Rebecca Steinfeld (centre left), and her partner Charles Keidan (centre right), address the media in London on February 21, 2017 after they lost their case at the Court of Appeal for the right to enter into a civil partnership. Keidan and Steinfeld, both academics who live in London, argued that civil partnerships only being available to same sex couples was incompatible with equality law.
Rebecca Steinfeld (centre left), and her partner Charles Keidan (centre right), address the media in London on February 21, 2017 after they lost their case at the Court of Appeal for the right to enter into a civil partnership. Keidan and Steinfeld, both academics who live in London, argued that civil partnerships only being available to same sex couples was incompatible with equality law.(AFP)

A heterosexual British couple who object to what they call the patriarchal nature of marriage narrowly lost a court bid on Tuesday to be able to enter into a civil partnership after judges upheld a ruling that such unions were only eligible to those of the same sex.

Civil partnerships were introduced in Britain in 2004, giving gay couples similar legal rights to those enjoyed by married heterosexuals.

Since 2014, same-sex marriage has also been legal in England, Wales and Scotland, meaning gay couples could choose to get married or enter into a civil partnership.

Rebecca Steinfeld, 35, and her partner Charles Keidan, 40, who have a child, said that meant the law discriminated against heterosexuals like them who wanted a civil partnership rather than to be married.

The couple say they have deep-rooted and genuine ideological objections to marriage based upon what they consider to be its historically patriarchal nature.

Last January, London’s High Court rejected their claim saying the law specified that civil partnerships were only for people of the same sex, and on Tuesday that ruling was upheld by the Court of Appeal.

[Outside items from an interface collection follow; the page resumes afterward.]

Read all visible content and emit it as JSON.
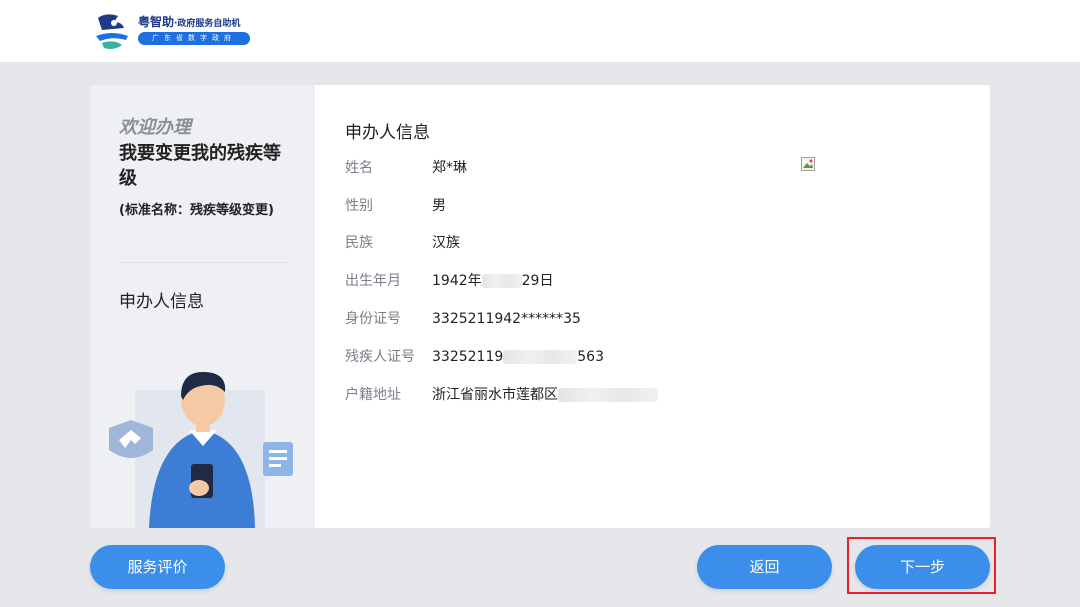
{
  "header": {
    "logo_main": "粤智助",
    "logo_sub": "·政府服务自助机",
    "logo_pill": "广东省数字政府"
  },
  "sidebar": {
    "welcome": "欢迎办理",
    "service_name": "我要变更我的残疾等级",
    "standard_name": "(标准名称：残疾等级变更)",
    "current_step": "申办人信息"
  },
  "applicant": {
    "section_title": "申办人信息",
    "fields": [
      {
        "label": "姓名",
        "value": "郑*琳"
      },
      {
        "label": "性别",
        "value": "男"
      },
      {
        "label": "民族",
        "value": "汉族"
      },
      {
        "label": "出生年月",
        "value_prefix": "1942年",
        "value_suffix": "29日"
      },
      {
        "label": "身份证号",
        "value": "3325211942******35"
      },
      {
        "label": "残疾人证号",
        "value_prefix": "33252119",
        "value_suffix": "563"
      },
      {
        "label": "户籍地址",
        "value_prefix": "浙江省丽水市莲都区",
        "value_suffix": ""
      }
    ]
  },
  "buttons": {
    "rate": "服务评价",
    "back": "返回",
    "next": "下一步"
  },
  "colors": {
    "primary_button": "#3b8eea",
    "highlight": "#e8202a",
    "logo_blue": "#1e6fe0"
  }
}
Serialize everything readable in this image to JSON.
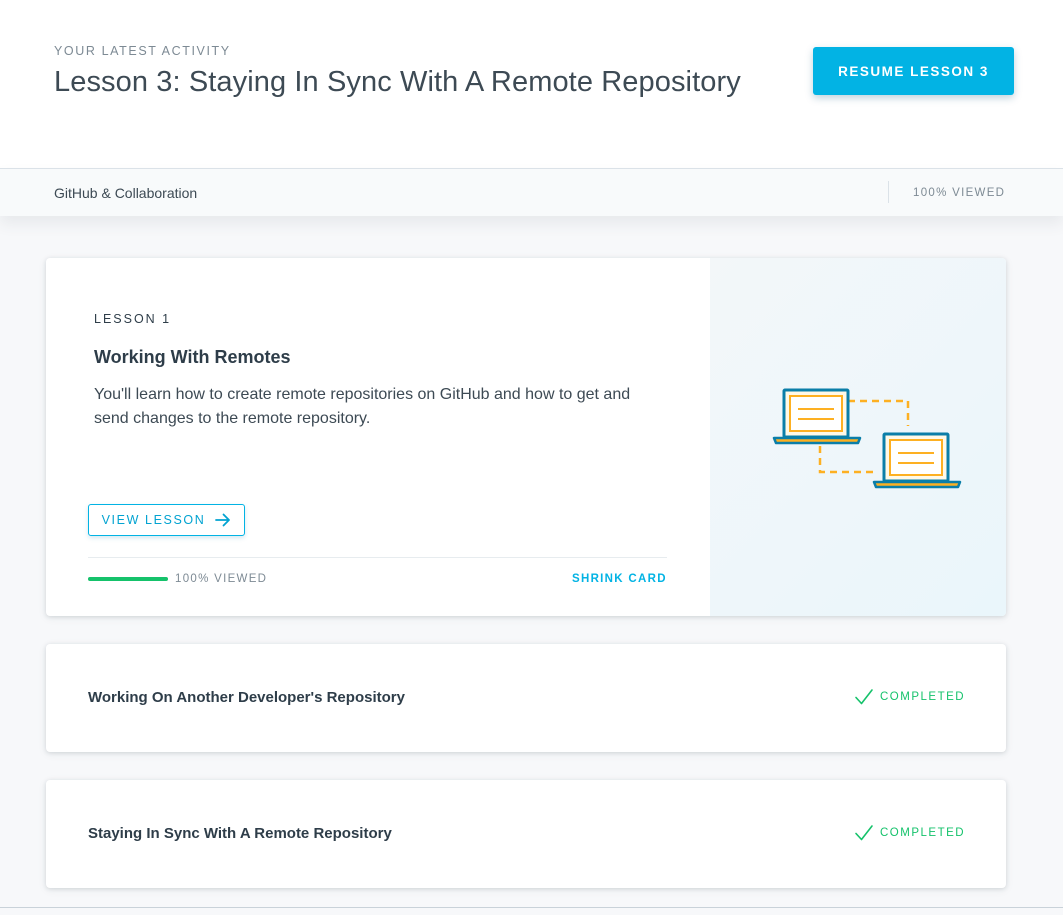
{
  "header": {
    "kicker": "YOUR LATEST ACTIVITY",
    "title": "Lesson 3: Staying In Sync With A Remote Repository",
    "resume_label": "RESUME LESSON 3"
  },
  "subbar": {
    "course": "GitHub & Collaboration",
    "viewed": "100% VIEWED"
  },
  "expanded_card": {
    "lesson_num": "LESSON 1",
    "title": "Working With Remotes",
    "description": "You'll learn how to create remote repositories on GitHub and how to get and send changes to the remote repository.",
    "view_label": "VIEW LESSON",
    "progress": 1.0,
    "progress_label": "100% VIEWED",
    "shrink_label": "SHRINK CARD"
  },
  "lessons": [
    {
      "title": "Working On Another Developer's Repository",
      "status": "COMPLETED"
    },
    {
      "title": "Staying In Sync With A Remote Repository",
      "status": "COMPLETED"
    }
  ],
  "colors": {
    "accent": "#02b3e4",
    "success": "#15c26b",
    "laptop": "#0b7ea8",
    "screen_lines": "#fdb022"
  },
  "icons": {
    "view_arrow": "arrow-right-icon",
    "status_check": "checkmark-icon",
    "illustration": "connected-laptops-illustration"
  }
}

The judges accepted there was a potential breach of the couple’s human rights but said by a two-to-one majority the government should be allowed more time to assess whether civil partnerships should be extended or perhaps even phased out.

“We lost so narrowly that there’s everything to fight for,” Steinfeld told reporters outside the court. “All three of the judges agreed that we were being treated differently because of our sexual orientation and that this impacts are family and private life.”

Keidan said there were more than three million mixed-sex couples living together with two million dependent children.

“These couple lack legal and financial security and I think many would agree that this isn’t right,” he said. “None of us should be denied recognition or protection because marriage isn’t right for us.”

He said they would challenge the ruling in the Supreme Court, the highest judicial body in Britain, unless the government indicated it would change the existing law.